Assigned task
Within the records, find every line that includes the word "sutdent" and copy it.

(Items from an interface collection)
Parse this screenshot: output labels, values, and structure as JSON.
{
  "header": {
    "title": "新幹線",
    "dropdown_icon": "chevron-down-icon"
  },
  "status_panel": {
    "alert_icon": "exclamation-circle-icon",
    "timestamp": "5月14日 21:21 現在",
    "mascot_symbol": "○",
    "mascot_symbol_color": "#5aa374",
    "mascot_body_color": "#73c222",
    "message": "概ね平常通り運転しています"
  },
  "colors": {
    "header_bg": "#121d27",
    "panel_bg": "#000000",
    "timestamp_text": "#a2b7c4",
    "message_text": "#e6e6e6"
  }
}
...
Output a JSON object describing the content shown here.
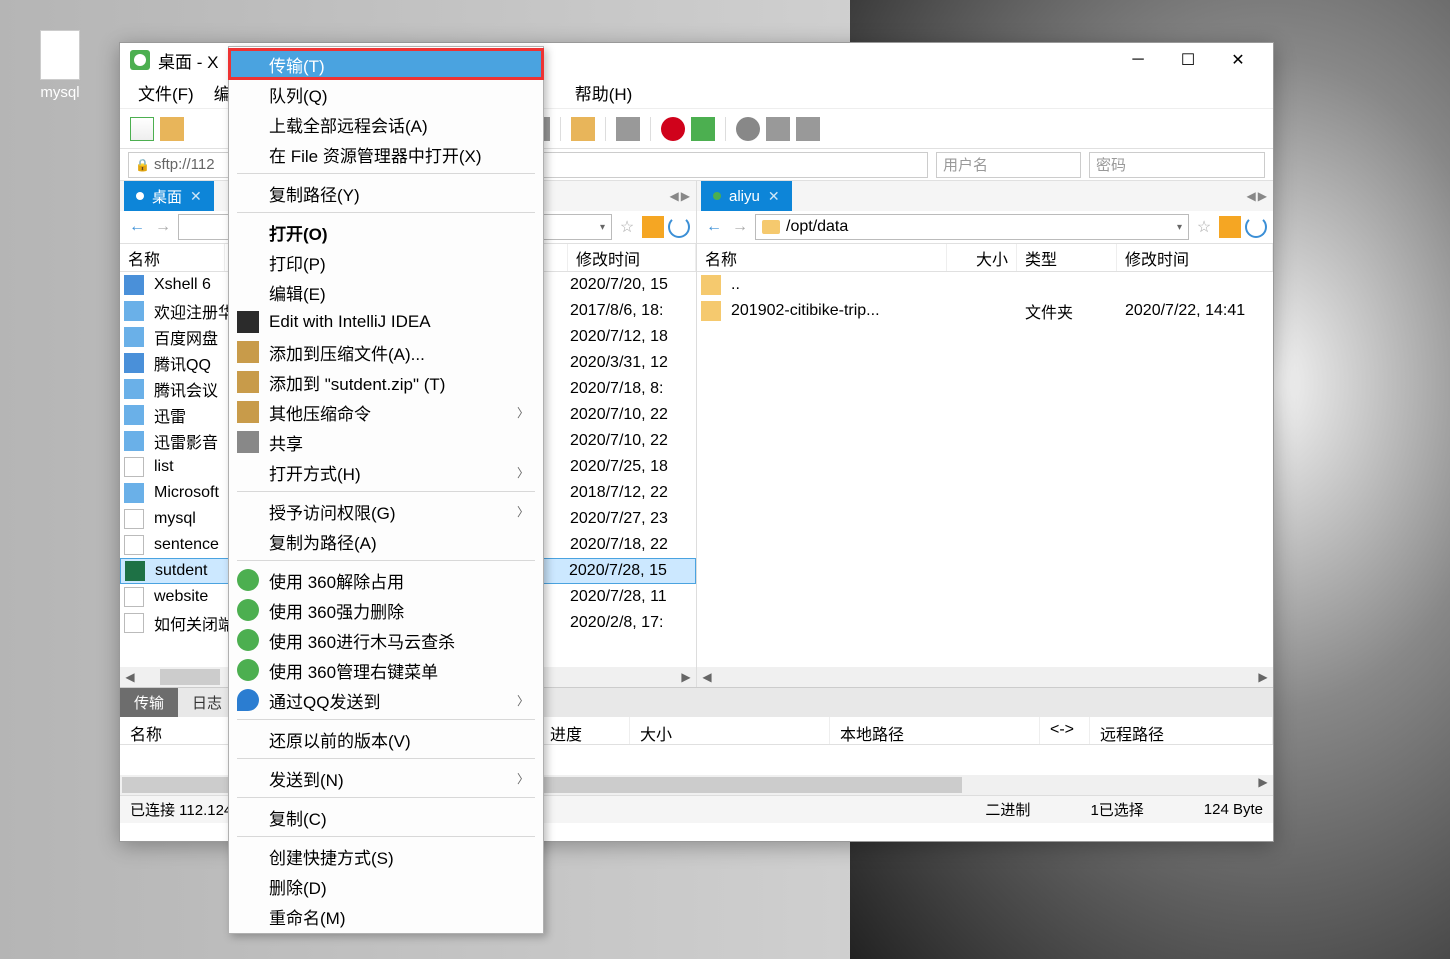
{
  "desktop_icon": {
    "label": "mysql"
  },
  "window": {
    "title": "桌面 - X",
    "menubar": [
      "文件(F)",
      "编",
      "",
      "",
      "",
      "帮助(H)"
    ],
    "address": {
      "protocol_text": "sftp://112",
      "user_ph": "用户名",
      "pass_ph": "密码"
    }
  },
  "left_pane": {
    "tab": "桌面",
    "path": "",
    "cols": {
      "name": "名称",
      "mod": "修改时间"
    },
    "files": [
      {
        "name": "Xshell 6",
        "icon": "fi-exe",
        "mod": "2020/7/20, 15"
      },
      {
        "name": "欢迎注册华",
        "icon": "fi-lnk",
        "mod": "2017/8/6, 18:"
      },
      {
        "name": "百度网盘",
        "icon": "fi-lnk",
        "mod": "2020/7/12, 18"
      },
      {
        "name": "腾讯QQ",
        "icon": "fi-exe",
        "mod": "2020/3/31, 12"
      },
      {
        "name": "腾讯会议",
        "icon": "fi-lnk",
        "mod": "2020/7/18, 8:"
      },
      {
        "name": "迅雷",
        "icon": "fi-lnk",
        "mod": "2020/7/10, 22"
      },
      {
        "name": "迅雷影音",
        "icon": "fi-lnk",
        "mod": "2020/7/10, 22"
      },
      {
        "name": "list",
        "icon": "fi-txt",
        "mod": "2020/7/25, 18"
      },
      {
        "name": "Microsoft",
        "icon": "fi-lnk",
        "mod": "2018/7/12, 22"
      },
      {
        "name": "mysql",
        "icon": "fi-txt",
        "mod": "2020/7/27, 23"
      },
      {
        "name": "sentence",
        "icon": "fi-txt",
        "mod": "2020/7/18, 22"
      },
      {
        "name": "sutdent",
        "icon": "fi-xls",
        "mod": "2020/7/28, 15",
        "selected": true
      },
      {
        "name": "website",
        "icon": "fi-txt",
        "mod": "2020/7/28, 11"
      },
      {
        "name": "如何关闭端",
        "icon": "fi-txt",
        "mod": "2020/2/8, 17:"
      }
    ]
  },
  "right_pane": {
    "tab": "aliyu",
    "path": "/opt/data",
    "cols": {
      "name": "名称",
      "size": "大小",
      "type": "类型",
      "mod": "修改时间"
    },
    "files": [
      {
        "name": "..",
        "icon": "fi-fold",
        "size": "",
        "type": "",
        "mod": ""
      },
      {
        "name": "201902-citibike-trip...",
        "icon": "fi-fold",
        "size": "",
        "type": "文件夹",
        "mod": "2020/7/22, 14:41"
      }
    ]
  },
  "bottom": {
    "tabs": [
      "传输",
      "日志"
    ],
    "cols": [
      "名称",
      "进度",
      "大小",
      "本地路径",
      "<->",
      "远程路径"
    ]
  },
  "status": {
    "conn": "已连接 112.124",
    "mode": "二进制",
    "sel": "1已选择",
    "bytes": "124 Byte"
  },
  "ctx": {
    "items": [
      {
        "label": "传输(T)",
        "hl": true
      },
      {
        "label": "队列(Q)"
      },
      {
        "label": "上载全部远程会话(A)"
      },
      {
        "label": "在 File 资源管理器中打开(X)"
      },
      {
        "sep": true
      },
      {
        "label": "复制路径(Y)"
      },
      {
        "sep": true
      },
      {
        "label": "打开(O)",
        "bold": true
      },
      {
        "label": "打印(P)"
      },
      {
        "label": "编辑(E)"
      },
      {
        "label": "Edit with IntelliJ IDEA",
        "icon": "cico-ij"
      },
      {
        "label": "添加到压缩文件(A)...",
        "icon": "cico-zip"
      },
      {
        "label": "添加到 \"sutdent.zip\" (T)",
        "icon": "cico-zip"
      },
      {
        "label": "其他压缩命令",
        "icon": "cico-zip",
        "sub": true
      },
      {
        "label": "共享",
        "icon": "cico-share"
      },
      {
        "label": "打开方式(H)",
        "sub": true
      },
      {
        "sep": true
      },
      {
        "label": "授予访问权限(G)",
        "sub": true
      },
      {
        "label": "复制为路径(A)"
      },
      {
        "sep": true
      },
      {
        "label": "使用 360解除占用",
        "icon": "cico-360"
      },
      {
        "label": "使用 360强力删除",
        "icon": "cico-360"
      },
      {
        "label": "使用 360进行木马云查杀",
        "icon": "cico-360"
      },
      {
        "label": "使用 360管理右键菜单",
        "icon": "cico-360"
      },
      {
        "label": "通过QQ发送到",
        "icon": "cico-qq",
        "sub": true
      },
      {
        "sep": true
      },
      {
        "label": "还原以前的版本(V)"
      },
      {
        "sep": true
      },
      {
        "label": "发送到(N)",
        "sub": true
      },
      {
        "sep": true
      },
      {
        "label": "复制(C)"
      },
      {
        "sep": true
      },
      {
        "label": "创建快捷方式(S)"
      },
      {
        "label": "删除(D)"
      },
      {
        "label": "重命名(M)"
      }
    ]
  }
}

Task result
        "name": "sutdent",
        "label": "添加到 \"sutdent.zip\" (T)",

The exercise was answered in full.